Craig Drennen, New Mistress vs old Athenians at Brooklyn Fire Proof

Craig Drennen at Brooklyn Fire Proof

September 8th, 2015 -October 9th, 2015
Opening reception on September 11th, 6-10 pm

Temporary Storage Gallery at Brooklyn Fire Proof
119 Ingraham St., Ground Floor
Brooklyn, NY 11237
Gallery hours: Wednesday-Saturday, 12-6 or by appointment.

“In New Mistress vs Old Athenians, Drennen juxtaposes the characters of two prostitutes (combined as a singular Mistress in his depictions), and an Athenian man. Drennen’s Mistress paintings always feature a realistic oil painting, with anatomically-specific jpg submissions from anonymous adults acting as the reference source. The realism of the subject is contrasted by a bold black line painted directly on the wall, forming a path that reads as stage directions or a sports play (sports imagery is not far off the mark–Drennen’s representation of one character features a basketball, a 24-second-clock and a sporty “Hello” rendered in an athletic font). His Old Athenian portraits are composed of a printed photographic image of Udo Kier as Dracula in Warhol’s Blood of Dracula. The image is subjected to “as many stages of mediation and mechanical reproduction as possible,” says Drennen. He photographs Kier’s face as it appears on the television screen playing the DVD of the film.

The Mistress character was the first Drennen explored and has not gotten a new addition since 2010, which is when Drennen began portraying Old Athenian. This is the first installation putting these characters together, and they never share the stage in Shakespeare’s play. The title of the show suggests adversary, a standoff, which Drennen accentuates by installing his Mistress painting facing off against the Old Athenians. From a statement by the artist, “Any combination of characters can be exhibited together at any time so that the exhibition environment becomes a “stage” where the characters must visually and conceptually interact.” Drennen says that these two characters staged together produce a set of binaries he finds interesting–“The “new” vs. the “old,” the hand painted vs. the mechanically derived, representation vs. reductive abstraction, and so on.””

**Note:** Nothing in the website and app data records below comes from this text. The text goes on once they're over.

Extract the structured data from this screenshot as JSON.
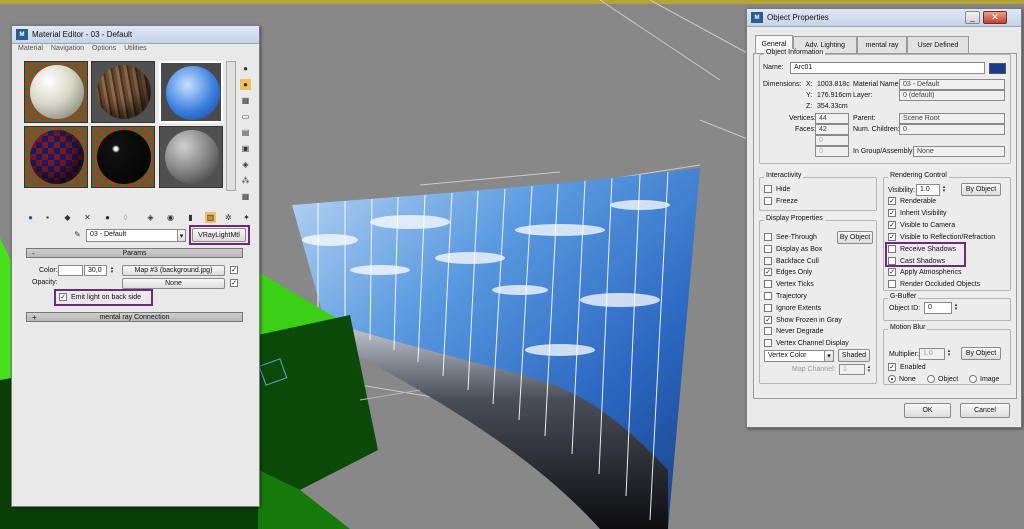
{
  "material_editor": {
    "title": "Material Editor - 03 - Default",
    "menu": [
      "Material",
      "Navigation",
      "Options",
      "Utilities"
    ],
    "material_name": "03 - Default",
    "material_type": "VRayLightMtl",
    "params_rollout": "Params",
    "color_label": "Color:",
    "color_value": "30,0",
    "color_map": "Map #3 (background.jpg)",
    "opacity_label": "Opacity:",
    "opacity_map": "None",
    "emit_back_label": "Emit light on back side",
    "mental_ray_rollout": "mental ray Connection",
    "rollout_minus": "-",
    "rollout_plus": "+"
  },
  "object_properties": {
    "title": "Object Properties",
    "tabs": [
      "General",
      "Adv. Lighting",
      "mental ray",
      "User Defined"
    ],
    "object_info_title": "Object Information",
    "name_label": "Name:",
    "name_value": "Arc01",
    "color_swatch": "#1a3a8a",
    "dimensions_label": "Dimensions:",
    "x_label": "X:",
    "x_value": "1003.818c",
    "y_label": "Y:",
    "y_value": "176.916cm",
    "z_label": "Z:",
    "z_value": "354.33cm",
    "material_name_label": "Material Name:",
    "material_name_value": "03 - Default",
    "layer_label": "Layer:",
    "layer_value": "0 (default)",
    "vertices_label": "Vertices:",
    "vertices_value": "44",
    "faces_label": "Faces:",
    "faces_value": "42",
    "parent_label": "Parent:",
    "parent_value": "Scene Root",
    "num_children_label": "Num. Children:",
    "num_children_value": "0",
    "blank1": "0",
    "blank2": "0",
    "in_group_label": "In Group/Assembly:",
    "in_group_value": "None",
    "interactivity_title": "Interactivity",
    "hide_label": "Hide",
    "freeze_label": "Freeze",
    "display_props_title": "Display Properties",
    "by_object": "By Object",
    "see_through": "See-Through",
    "display_as_box": "Display as Box",
    "backface_cull": "Backface Cull",
    "edges_only": "Edges Only",
    "vertex_ticks": "Vertex Ticks",
    "trajectory": "Trajectory",
    "ignore_extents": "Ignore Extents",
    "show_frozen": "Show Frozen in Gray",
    "never_degrade": "Never Degrade",
    "vertex_channel": "Vertex Channel Display",
    "vertex_color": "Vertex Color",
    "shaded": "Shaded",
    "map_channel_label": "Map Channel:",
    "map_channel_value": "1",
    "rendering_title": "Rendering Control",
    "visibility_label": "Visibility:",
    "visibility_value": "1.0",
    "renderable": "Renderable",
    "inherit_visibility": "Inherit Visibility",
    "visible_camera": "Visible to Camera",
    "visible_reflection": "Visible to Reflection/Refraction",
    "receive_shadows": "Receive Shadows",
    "cast_shadows": "Cast Shadows",
    "apply_atmospherics": "Apply Atmospherics",
    "render_occluded": "Render Occluded Objects",
    "gbuffer_title": "G-Buffer",
    "object_id_label": "Object ID:",
    "object_id_value": "0",
    "motion_blur_title": "Motion Blur",
    "multiplier_label": "Multiplier:",
    "multiplier_value": "1.0",
    "enabled": "Enabled",
    "none": "None",
    "object": "Object",
    "image": "Image",
    "ok": "OK",
    "cancel": "Cancel",
    "check": "✓"
  },
  "colors": {
    "highlight": "#6b2a7a",
    "green_object": "#3fd21a",
    "sky": "#3a7ad0"
  }
}
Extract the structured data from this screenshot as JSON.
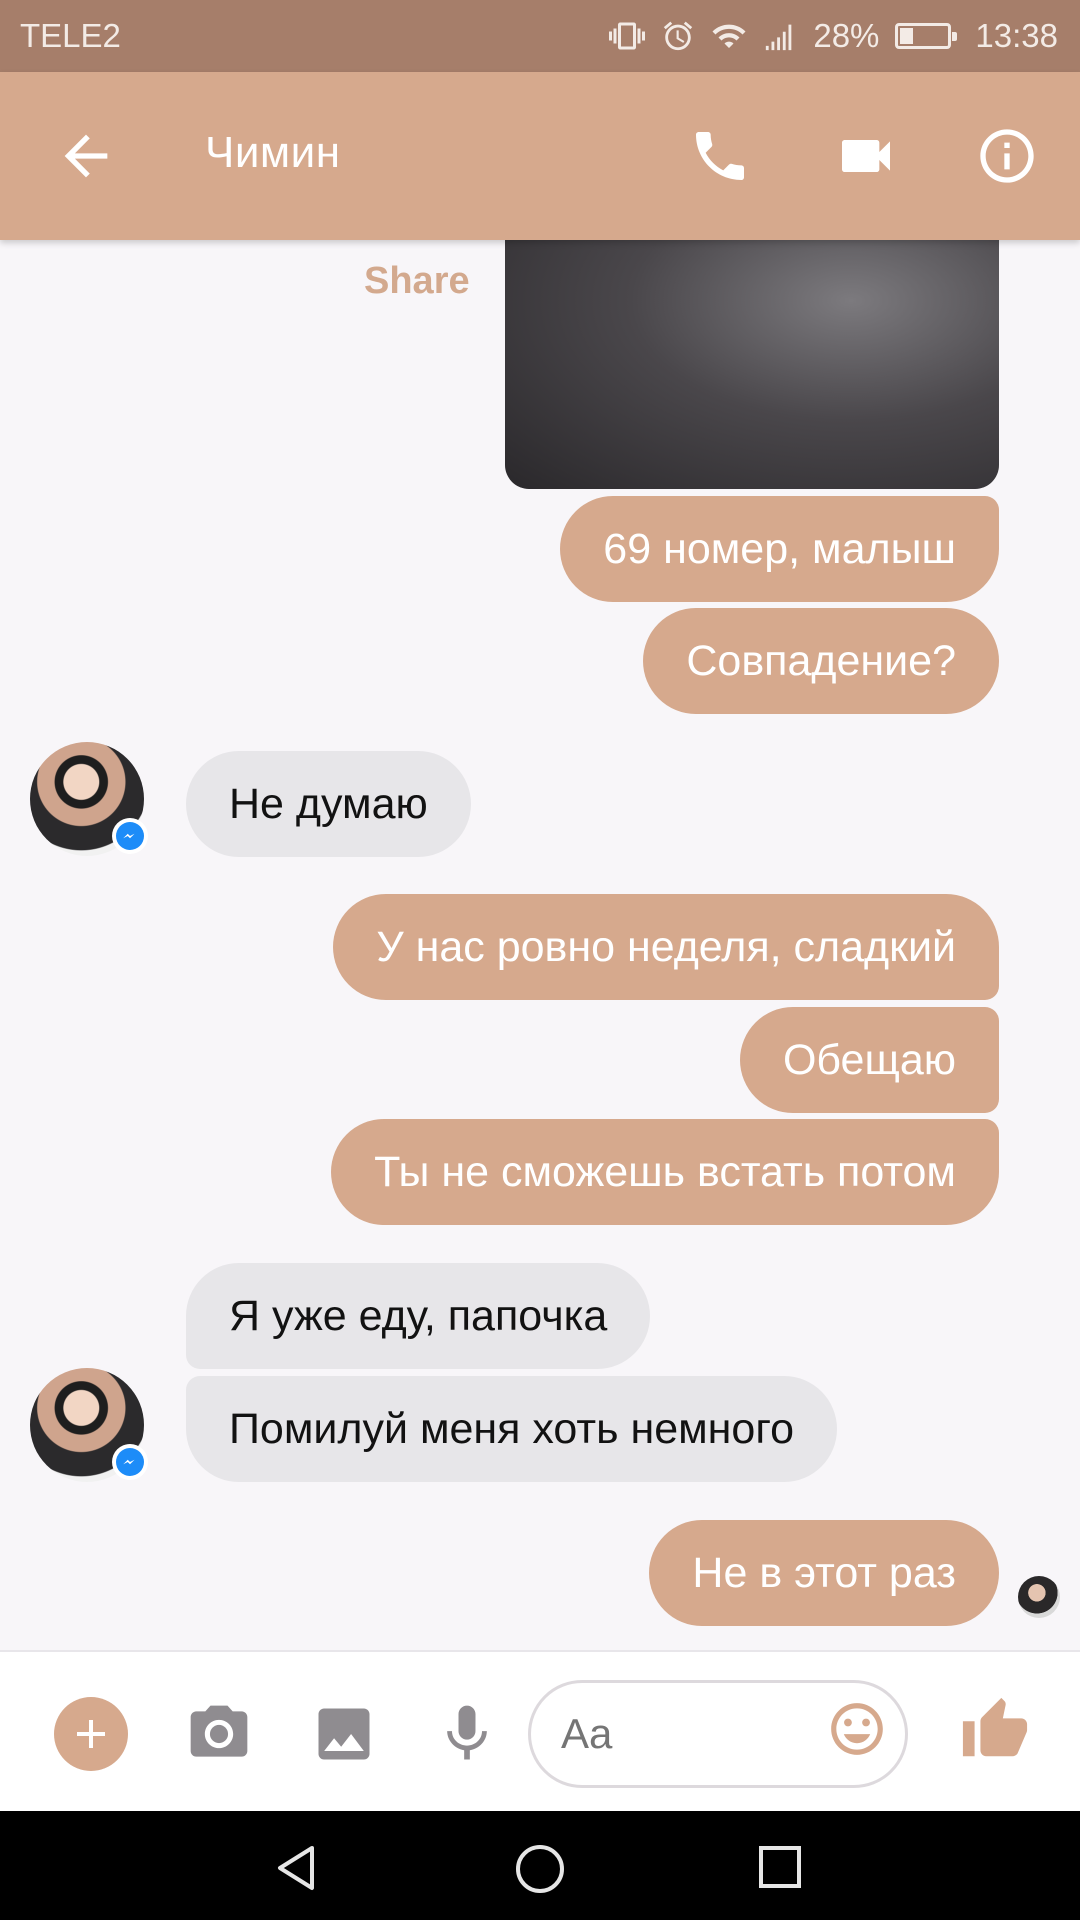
{
  "status_bar": {
    "carrier": "TELE2",
    "battery": "28%",
    "battery_level": 0.28,
    "time": "13:38",
    "icons": [
      "vibrate-icon",
      "alarm-icon",
      "wifi-icon",
      "signal-icon",
      "battery-icon"
    ]
  },
  "header": {
    "contact_name": "Чимин",
    "icons": [
      "back-arrow-icon",
      "phone-icon",
      "video-camera-icon",
      "info-icon"
    ]
  },
  "conversation": {
    "share_label": "Share",
    "messages": [
      {
        "direction": "outgoing",
        "text": "69 номер,  малыш"
      },
      {
        "direction": "outgoing",
        "text": "Совпадение?"
      },
      {
        "direction": "incoming",
        "text": "Не думаю"
      },
      {
        "direction": "outgoing",
        "text": "У нас ровно неделя, сладкий"
      },
      {
        "direction": "outgoing",
        "text": "Обещаю"
      },
      {
        "direction": "outgoing",
        "text": "Ты не сможешь встать потом"
      },
      {
        "direction": "incoming",
        "text": "Я уже еду,  папочка"
      },
      {
        "direction": "incoming",
        "text": "Помилуй меня хоть немного"
      },
      {
        "direction": "outgoing",
        "text": "Не в этот раз"
      }
    ]
  },
  "composer": {
    "placeholder": "Aa",
    "icons": [
      "plus-icon",
      "camera-icon",
      "image-icon",
      "microphone-icon",
      "emoji-icon",
      "thumbs-up-icon"
    ]
  },
  "navigation_bar": {
    "icons": [
      "nav-back-icon",
      "nav-home-icon",
      "nav-recents-icon"
    ]
  },
  "colors": {
    "accent": "#d6a98d",
    "status_bar": "#a67e6a",
    "incoming_bubble": "#e7e6e9",
    "background": "#f8f6f9"
  }
}
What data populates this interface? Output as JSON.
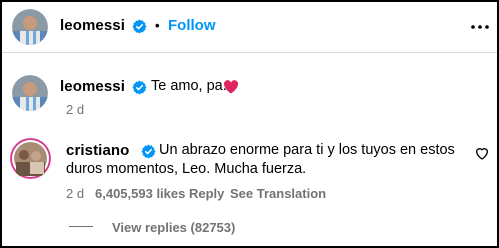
{
  "header": {
    "username": "leomessi",
    "separator": "•",
    "follow_label": "Follow"
  },
  "comments": [
    {
      "username": "leomessi",
      "text": "Te amo, pa.",
      "emoji": "heart",
      "time": "2 d"
    },
    {
      "username": "cristiano",
      "text_line1": "Un abrazo enorme para ti y los tuyos en estos",
      "text_line2": "duros momentos, Leo. Mucha fuerza.",
      "time": "2 d",
      "likes": "6,405,593 likes",
      "reply_label": "Reply",
      "translation_label": "See Translation",
      "view_replies": "View replies (82753)"
    }
  ],
  "colors": {
    "accent": "#0095f6",
    "verified": "#0095f6",
    "heart": "#e0245e",
    "muted": "#737373",
    "divider": "#dbdbdb"
  },
  "icons": {
    "verified": "verified-badge-icon",
    "heart": "heart-emoji-icon",
    "like": "heart-outline-icon",
    "more": "more-options-icon"
  }
}
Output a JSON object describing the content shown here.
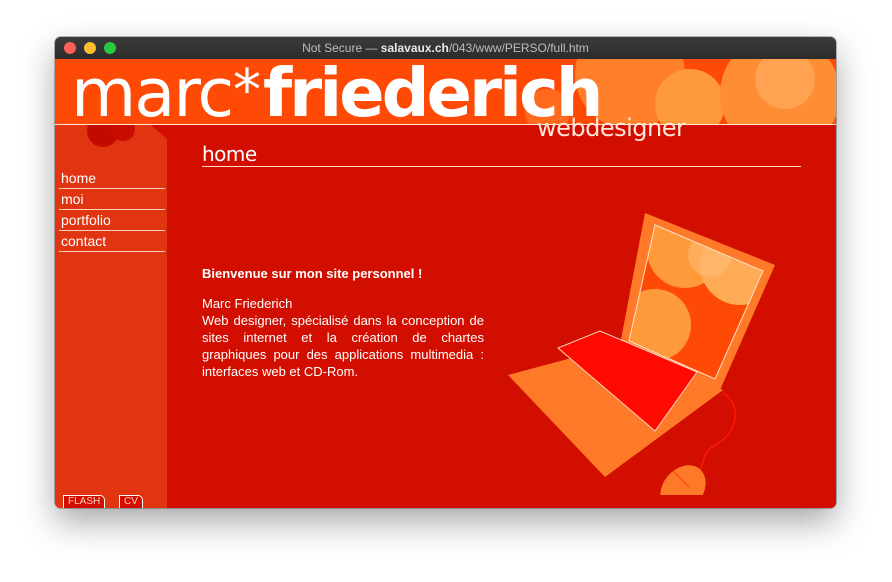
{
  "browser": {
    "title_prefix": "Not Secure — ",
    "domain": "salavaux.ch",
    "path": "/043/www/PERSO/full.htm"
  },
  "header": {
    "logo_first": "marc",
    "logo_star": "*",
    "logo_last": "friederich",
    "logo_sub": "webdesigner"
  },
  "nav": {
    "items": [
      "home",
      "moi",
      "portfolio",
      "contact"
    ]
  },
  "footer_tabs": {
    "flash": "FLASH",
    "cv": "CV"
  },
  "content": {
    "section_title": "home",
    "welcome": "Bienvenue sur mon site personnel !",
    "name": "Marc Friederich",
    "description": "Web designer, spécialisé dans la conception de sites internet et la création de chartes graphiques pour des applications multimedia : interfaces web et CD-Rom."
  },
  "colors": {
    "page_bg": "#d20e00",
    "header_bg": "#ff4a06",
    "sidebar_bg": "#e13410",
    "accent_orange": "#ff7a28"
  }
}
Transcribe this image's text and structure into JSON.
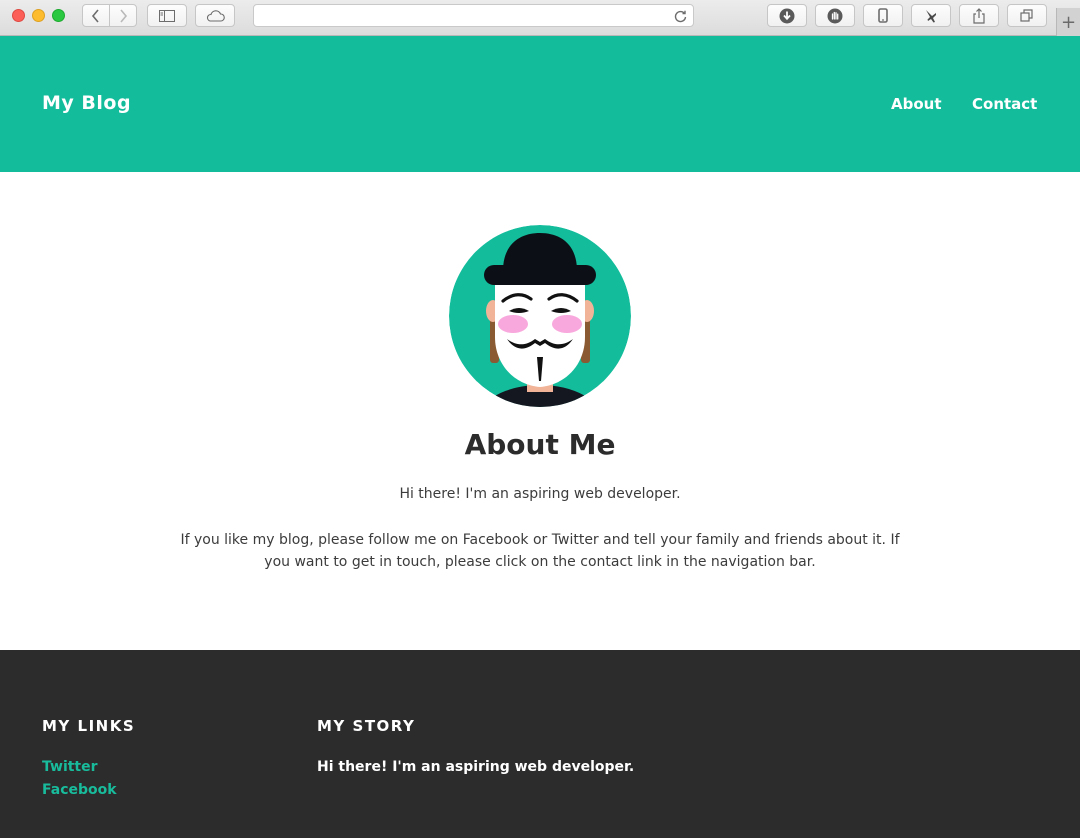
{
  "browser": {
    "address_value": "",
    "new_tab_symbol": "+"
  },
  "header": {
    "brand": "My Blog",
    "nav": [
      {
        "label": "About"
      },
      {
        "label": "Contact"
      }
    ],
    "color": "#13bd9c"
  },
  "main": {
    "avatar_icon": "masked-avatar-icon",
    "title": "About Me",
    "intro": "Hi there! I'm an aspiring web developer.",
    "followup": "If you like my blog, please follow me on Facebook or Twitter and tell your family and friends about it. If you want to get in touch, please click on the contact link in the navigation bar."
  },
  "footer": {
    "links_heading": "MY LINKS",
    "links": [
      {
        "label": "Twitter"
      },
      {
        "label": "Facebook"
      }
    ],
    "story_heading": "MY STORY",
    "story_text": "Hi there! I'm an aspiring web developer.",
    "color": "#2c2c2c",
    "link_color": "#18bc9c"
  }
}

-from the Exhibition press release

For more information visit: